Focusing only on urban areas, charter schools serve student populations that are similar to those served by district schools.
In 2013-14, urban charter schools served a student population that was 76.7% non-white. By comparison, the student population of urban district schools was 69.4% non-white, slightly lower than urban charters.
65% of urban charter students received free or reduced-price lunches (FRL), a common indicator of socioeconomic status. In urban district schools, 62.9% of students received free or reduced-price lunches.
50.6% of urban charters were classified as high-poverty schools (at least 75% FRL), compared to 44.3% of district schools in urban areas.

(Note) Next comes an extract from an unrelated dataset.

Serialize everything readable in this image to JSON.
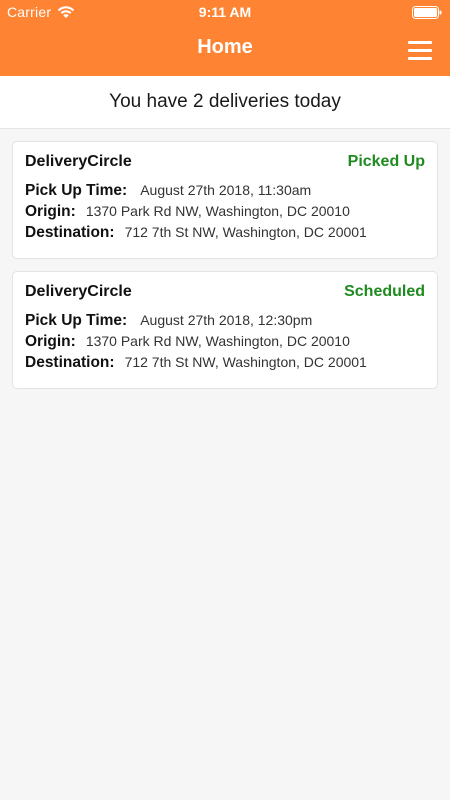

WFF calculations using 2013-14 school data obtained through US Dept. of Education, Elementary / Secondary Information System. All figures are for 2013-14 school year.